“What men or gods are these? What maidens loth? What mad pursuit? What struggle to escape? What wild ecstasy?”
The Townly Vase. Source: British Museum
That’s what John Keats wrote almost 200 years ago while contemplating the bas-relief on a Greek vase. But the words could almost be applied to the political and financial situation in modern Greece.
Not much has changed since the last time we discussed Greece, except that the deadline for Greece to make its debt payments has gotten closer. Last weekend Prime Minister Tsipras called for a referendum on July 5th regarding the latest European bailout proposal. He also instituted capital controls and declared a bank holiday to avert a collapse in the Greek financial system.
Global markets have sold off almost 5% since negotiations hit an impasse last week. For Greece, the consequences are significant. Should they leave the Euro—and start printing and using Drachmas—they could lose access to imports. During Argentina’s financial crisis in 2001 and 2002 that economy collapsed. There were riots; people couldn’t get medications; diabetics died because insulin wasn’t available. Some foresee a similar humanitarian crisis if Greece leaves the Euro.
All-Cap World Index, 2014-15. Source: Bloomberg
But like Argentina 15 years ago, it’s hard to see significant contagion outside of Greece if they go back to the Drachma. Greek debt is mostly held by the ECB and IMF, and they aren’t about to become insolvent. A Greek default may be no more significant than the $40 billion bankruptcy of the electric utility Energy Futures last year. The lights didn’t go out in Texas back then.
Up to now, polls have shown that most Greeks want to stay in the Euro. They prefer having a stable currency and banking system to the chaos and manipulation of their pre-Euro economy. But they also want an end to the current austerity regime. That’s why they elected Tsipras and the Syriza party.
But uncertainty has increased, and along with it, volatility. Keats closed his famous poem with the lines, “Beauty is truth, truth beauty.
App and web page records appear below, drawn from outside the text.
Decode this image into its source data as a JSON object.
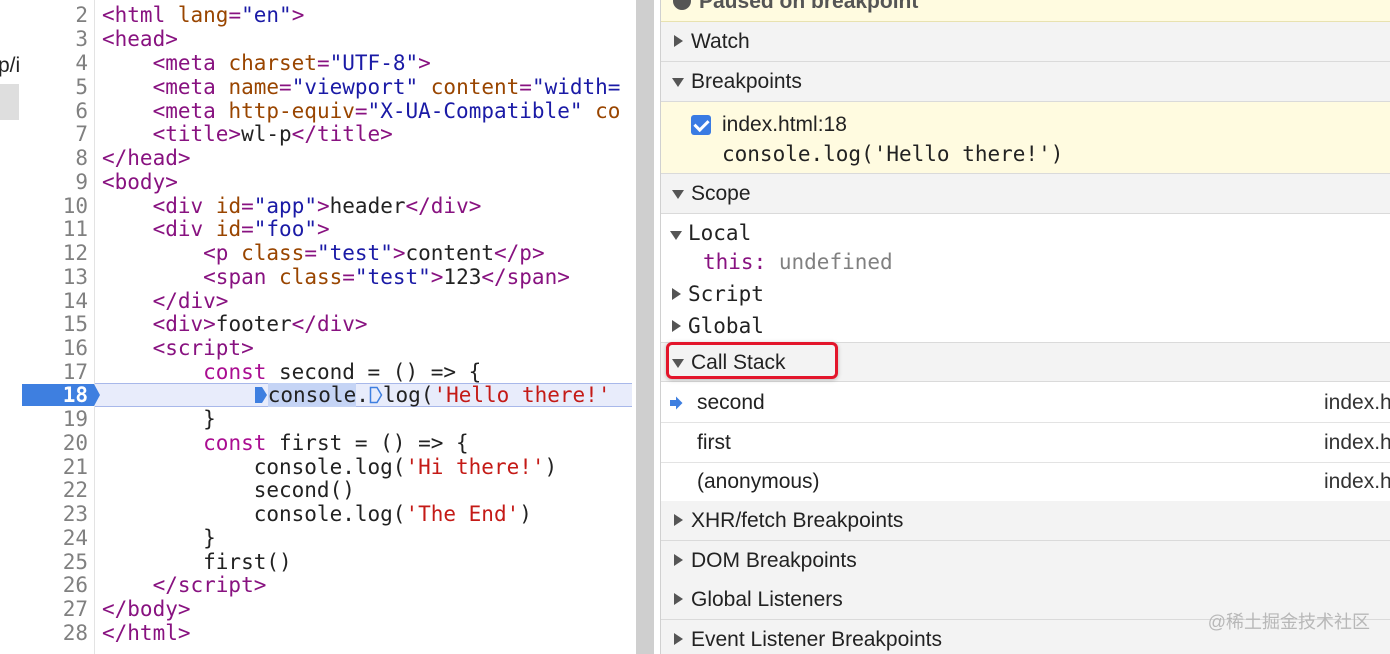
{
  "left_strip": {
    "fragment": "p/i"
  },
  "editor": {
    "lines": [
      {
        "n": "2"
      },
      {
        "n": "3"
      },
      {
        "n": "4"
      },
      {
        "n": "5"
      },
      {
        "n": "6"
      },
      {
        "n": "7"
      },
      {
        "n": "8"
      },
      {
        "n": "9"
      },
      {
        "n": "10"
      },
      {
        "n": "11"
      },
      {
        "n": "12"
      },
      {
        "n": "13"
      },
      {
        "n": "14"
      },
      {
        "n": "15"
      },
      {
        "n": "16"
      },
      {
        "n": "17"
      },
      {
        "n": "18"
      },
      {
        "n": "19"
      },
      {
        "n": "20"
      },
      {
        "n": "21"
      },
      {
        "n": "22"
      },
      {
        "n": "23"
      },
      {
        "n": "24"
      },
      {
        "n": "25"
      },
      {
        "n": "26"
      },
      {
        "n": "27"
      },
      {
        "n": "28"
      }
    ],
    "execution_line": "18"
  },
  "panel": {
    "paused_banner": "Paused on breakpoint",
    "watch": "Watch",
    "breakpoints": "Breakpoints",
    "breakpoint_item": {
      "file": "index.html:18",
      "snippet": "console.log('Hello there!')",
      "checked": true
    },
    "scope": "Scope",
    "scope_local": "Local",
    "scope_this_key": "this:",
    "scope_this_value": "undefined",
    "scope_script": "Script",
    "scope_global": "Global",
    "call_stack": "Call Stack",
    "frames": [
      {
        "name": "second",
        "location": "index.h",
        "current": true
      },
      {
        "name": "first",
        "location": "index.h",
        "current": false
      },
      {
        "name": "(anonymous)",
        "location": "index.h",
        "current": false
      }
    ],
    "xhr_breakpoints": "XHR/fetch Breakpoints",
    "dom_breakpoints": "DOM Breakpoints",
    "global_listeners": "Global Listeners",
    "event_listener_breakpoints": "Event Listener Breakpoints"
  },
  "watermark": "@稀土掘金技术社区",
  "colors": {
    "accent": "#3e7fe0",
    "highlight_box": "#e3152b",
    "paused_bg": "#fffbe0"
  }
}
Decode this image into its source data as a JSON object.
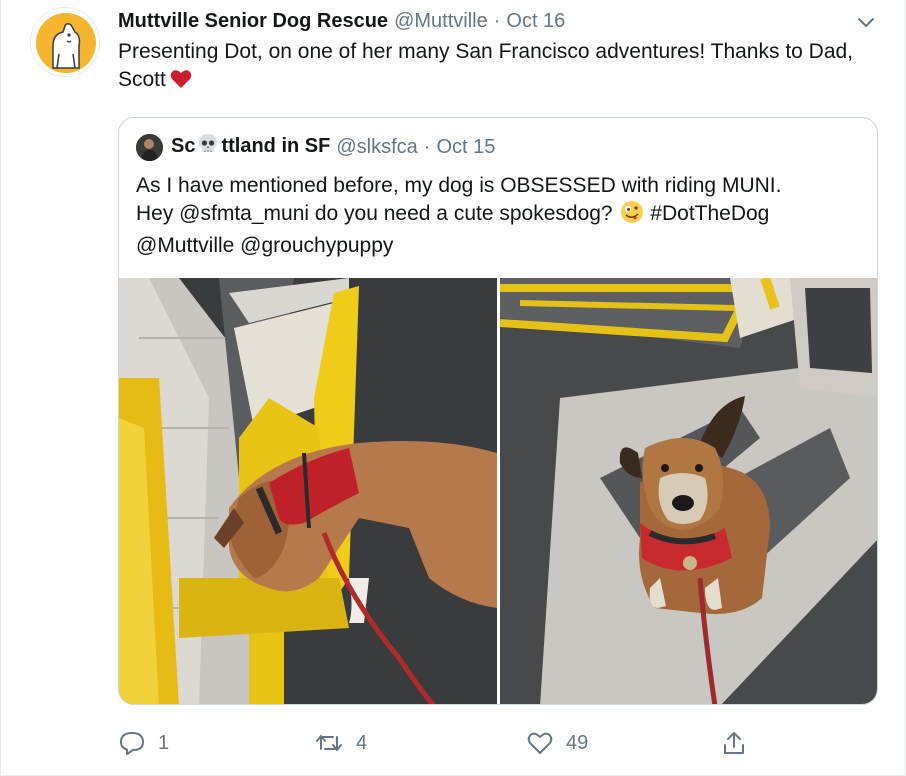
{
  "tweet": {
    "author_name": "Muttville Senior Dog Rescue",
    "handle": "@Muttville",
    "separator": "·",
    "date": "Oct 16",
    "text": "Presenting Dot, on one of her many San Francisco adventures! Thanks to Dad, Scott",
    "heart_emoji": "red-heart",
    "avatar_icon": "dog-logo-icon",
    "menu_icon": "chevron-down-icon"
  },
  "quoted_tweet": {
    "name_start": "Sc",
    "name_emoji": "skull",
    "name_end": "ttland in SF",
    "handle": "@slksfca",
    "separator": "·",
    "date": "Oct 15",
    "text_line1": "As I have mentioned before, my dog is OBSESSED with riding MUNI.",
    "text_line2": "Hey @sfmta_muni do you need a cute spokesdog?",
    "hashtag": "#DotTheDog",
    "text_line3": "@Muttville @grouchypuppy",
    "photos": [
      "dog-on-muni-looking-down",
      "dog-on-muni-looking-up"
    ]
  },
  "actions": {
    "reply_count": "1",
    "retweet_count": "4",
    "like_count": "49"
  },
  "colors": {
    "text": "#14171a",
    "secondary": "#657786",
    "border": "#ccd6dd",
    "heart": "#e0245e",
    "logo_yellow": "#f5b52e"
  }
}
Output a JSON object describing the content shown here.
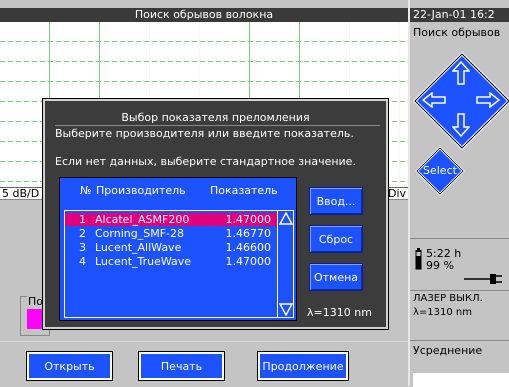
{
  "main": {
    "title": "Поиск обрывов волокна",
    "scale_left": "5 dB/D",
    "scale_right": "Div",
    "partial_label": "По"
  },
  "right_panel": {
    "date": "22-Jan-01 16:2",
    "title": "Поиск обрывов",
    "select_label": "Select",
    "battery_time": "5:22 h",
    "battery_percent": "99 %",
    "laser_state": "ЛАЗЕР ВЫКЛ.",
    "wavelength": "λ=1310 nm",
    "averaging": "Усреднение"
  },
  "dialog": {
    "title": "Выбор показателя преломления",
    "line1": "Выберите производителя или введите показатель.",
    "line2": "Если нет данных, выберите стандартное значение.",
    "headers": {
      "num": "№",
      "manufacturer": "Производитель",
      "index": "Показатель"
    },
    "rows": [
      {
        "num": "1",
        "name": "Alcatel_ASMF200",
        "value": "1.47000",
        "selected": true
      },
      {
        "num": "2",
        "name": "Corning_SMF-28",
        "value": "1.46770",
        "selected": false
      },
      {
        "num": "3",
        "name": "Lucent_AllWave",
        "value": "1.46600",
        "selected": false
      },
      {
        "num": "4",
        "name": "Lucent_TrueWave",
        "value": "1.47000",
        "selected": false
      }
    ],
    "buttons": {
      "enter": "Ввод...",
      "reset": "Сброс",
      "cancel": "Отмена"
    },
    "wavelength": "λ=1310 nm"
  },
  "bottom_buttons": {
    "open": "Открыть",
    "print": "Печать",
    "continue": "Продолжение"
  },
  "colors": {
    "accent": "#1c52ff",
    "selection": "#e0007c",
    "marker": "#ff00ff",
    "titlebar": "#3a3a3a"
  }
}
That is all ye know on earth, and all ye need know.” Next week’s referendum may offer us truth. But as for beauty? We’ll have to see.
Douglas Tengdin, CFA
Charter Trust Company